Your task
Before you return the entries below, strip out the pictures and keep all else exact.
———
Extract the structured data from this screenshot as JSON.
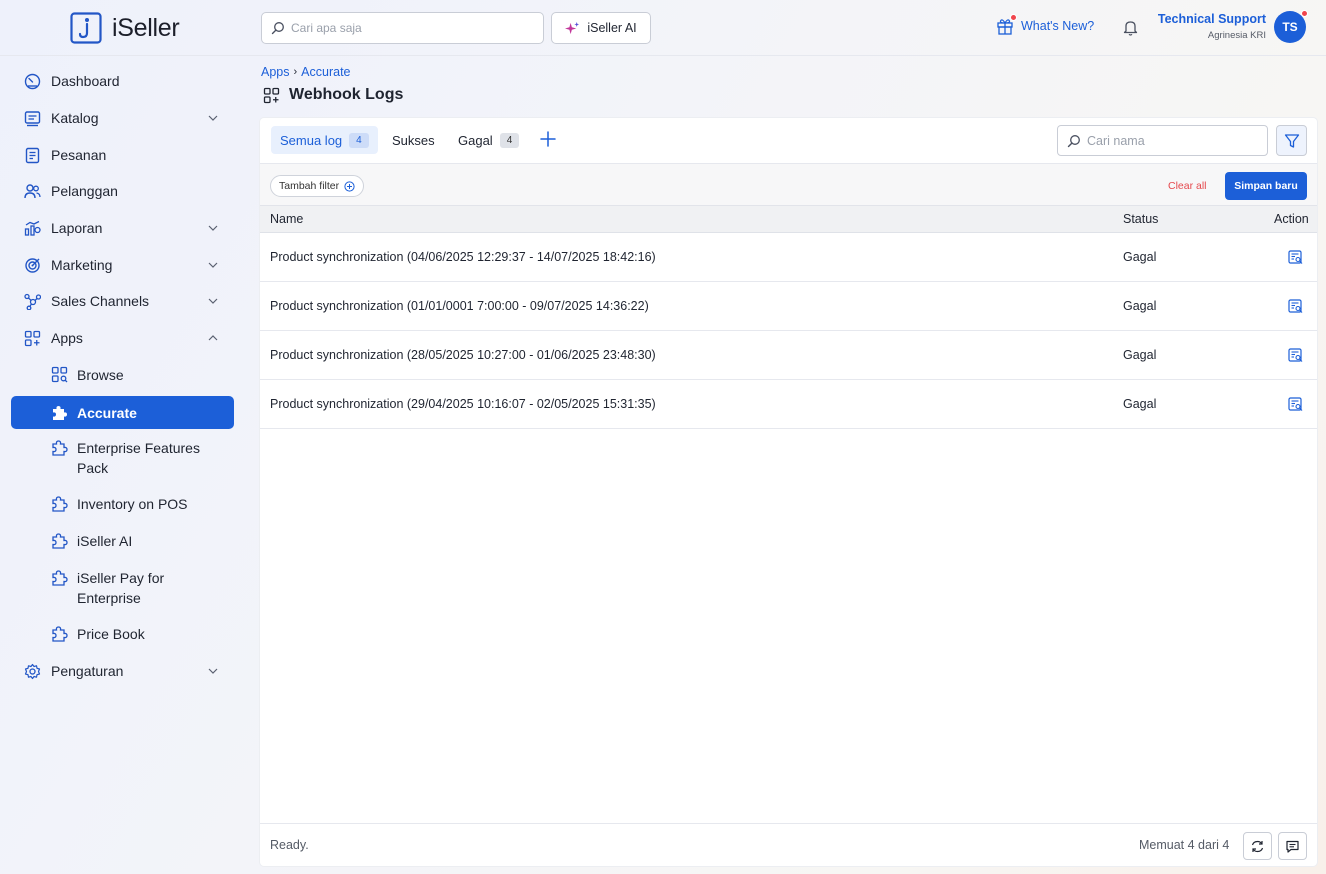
{
  "app": {
    "name": "iSeller"
  },
  "header": {
    "search_placeholder": "Cari apa saja",
    "ai_button_label": "iSeller AI",
    "whats_new_label": "What's New?",
    "user_name": "Technical Support",
    "user_org": "Agrinesia KRI",
    "avatar_initials": "TS"
  },
  "sidebar": {
    "items": [
      {
        "label": "Dashboard",
        "icon": "dashboard-icon"
      },
      {
        "label": "Katalog",
        "icon": "catalog-icon",
        "expandable": true
      },
      {
        "label": "Pesanan",
        "icon": "orders-icon"
      },
      {
        "label": "Pelanggan",
        "icon": "customers-icon"
      },
      {
        "label": "Laporan",
        "icon": "reports-icon",
        "expandable": true
      },
      {
        "label": "Marketing",
        "icon": "marketing-icon",
        "expandable": true
      },
      {
        "label": "Sales Channels",
        "icon": "sales-channels-icon",
        "expandable": true
      },
      {
        "label": "Apps",
        "icon": "apps-icon",
        "expandable": true,
        "expanded": true
      },
      {
        "label": "Pengaturan",
        "icon": "settings-gear-icon",
        "expandable": true
      }
    ],
    "apps_sub": [
      {
        "label": "Browse",
        "icon": "browse-icon"
      },
      {
        "label": "Accurate",
        "icon": "puzzle-icon",
        "active": true
      },
      {
        "label": "Enterprise Features Pack",
        "icon": "puzzle-icon"
      },
      {
        "label": "Inventory on POS",
        "icon": "puzzle-icon"
      },
      {
        "label": "iSeller AI",
        "icon": "puzzle-icon"
      },
      {
        "label": "iSeller Pay for Enterprise",
        "icon": "puzzle-icon"
      },
      {
        "label": "Price Book",
        "icon": "puzzle-icon"
      }
    ]
  },
  "breadcrumb": {
    "parent": "Apps",
    "separator": "›",
    "current": "Accurate"
  },
  "page": {
    "title": "Webhook Logs"
  },
  "tabs": [
    {
      "label": "Semua log",
      "count": "4",
      "active": true
    },
    {
      "label": "Sukses",
      "count": ""
    },
    {
      "label": "Gagal",
      "count": "4"
    }
  ],
  "toolbar": {
    "name_search_placeholder": "Cari nama",
    "add_filter_label": "Tambah filter",
    "clear_all_label": "Clear all",
    "save_new_label": "Simpan baru"
  },
  "table": {
    "columns": {
      "name": "Name",
      "status": "Status",
      "action": "Action"
    },
    "rows": [
      {
        "name": "Product synchronization (04/06/2025 12:29:37 - 14/07/2025 18:42:16)",
        "status": "Gagal"
      },
      {
        "name": "Product synchronization (01/01/0001 7:00:00 - 09/07/2025 14:36:22)",
        "status": "Gagal"
      },
      {
        "name": "Product synchronization (28/05/2025 10:27:00 - 01/06/2025 23:48:30)",
        "status": "Gagal"
      },
      {
        "name": "Product synchronization (29/04/2025 10:16:07 - 02/05/2025 15:31:35)",
        "status": "Gagal"
      }
    ]
  },
  "footer": {
    "status": "Ready.",
    "loaded": "Memuat 4 dari 4"
  },
  "colors": {
    "accent": "#1c5fd8",
    "danger": "#e5484d",
    "notification_dot": "#f0454d"
  }
}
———
Problem solution
Extract the structured data from this screenshot as JSON.
{
  "app": {
    "name": "iSeller"
  },
  "header": {
    "search_placeholder": "Cari apa saja",
    "ai_button_label": "iSeller AI",
    "whats_new_label": "What's New?",
    "user_name": "Technical Support",
    "user_org": "Agrinesia KRI",
    "avatar_initials": "TS"
  },
  "sidebar": {
    "items": [
      {
        "label": "Dashboard",
        "icon": "dashboard-icon"
      },
      {
        "label": "Katalog",
        "icon": "catalog-icon",
        "expandable": true
      },
      {
        "label": "Pesanan",
        "icon": "orders-icon"
      },
      {
        "label": "Pelanggan",
        "icon": "customers-icon"
      },
      {
        "label": "Laporan",
        "icon": "reports-icon",
        "expandable": true
      },
      {
        "label": "Marketing",
        "icon": "marketing-icon",
        "expandable": true
      },
      {
        "label": "Sales Channels",
        "icon": "sales-channels-icon",
        "expandable": true
      },
      {
        "label": "Apps",
        "icon": "apps-icon",
        "expandable": true,
        "expanded": true
      },
      {
        "label": "Pengaturan",
        "icon": "settings-gear-icon",
        "expandable": true
      }
    ],
    "apps_sub": [
      {
        "label": "Browse",
        "icon": "browse-icon"
      },
      {
        "label": "Accurate",
        "icon": "puzzle-icon",
        "active": true
      },
      {
        "label": "Enterprise Features Pack",
        "icon": "puzzle-icon"
      },
      {
        "label": "Inventory on POS",
        "icon": "puzzle-icon"
      },
      {
        "label": "iSeller AI",
        "icon": "puzzle-icon"
      },
      {
        "label": "iSeller Pay for Enterprise",
        "icon": "puzzle-icon"
      },
      {
        "label": "Price Book",
        "icon": "puzzle-icon"
      }
    ]
  },
  "breadcrumb": {
    "parent": "Apps",
    "separator": "›",
    "current": "Accurate"
  },
  "page": {
    "title": "Webhook Logs"
  },
  "tabs": [
    {
      "label": "Semua log",
      "count": "4",
      "active": true
    },
    {
      "label": "Sukses",
      "count": ""
    },
    {
      "label": "Gagal",
      "count": "4"
    }
  ],
  "toolbar": {
    "name_search_placeholder": "Cari nama",
    "add_filter_label": "Tambah filter",
    "clear_all_label": "Clear all",
    "save_new_label": "Simpan baru"
  },
  "table": {
    "columns": {
      "name": "Name",
      "status": "Status",
      "action": "Action"
    },
    "rows": [
      {
        "name": "Product synchronization (04/06/2025 12:29:37 - 14/07/2025 18:42:16)",
        "status": "Gagal"
      },
      {
        "name": "Product synchronization (01/01/0001 7:00:00 - 09/07/2025 14:36:22)",
        "status": "Gagal"
      },
      {
        "name": "Product synchronization (28/05/2025 10:27:00 - 01/06/2025 23:48:30)",
        "status": "Gagal"
      },
      {
        "name": "Product synchronization (29/04/2025 10:16:07 - 02/05/2025 15:31:35)",
        "status": "Gagal"
      }
    ]
  },
  "footer": {
    "status": "Ready.",
    "loaded": "Memuat 4 dari 4"
  },
  "colors": {
    "accent": "#1c5fd8",
    "danger": "#e5484d",
    "notification_dot": "#f0454d"
  }
}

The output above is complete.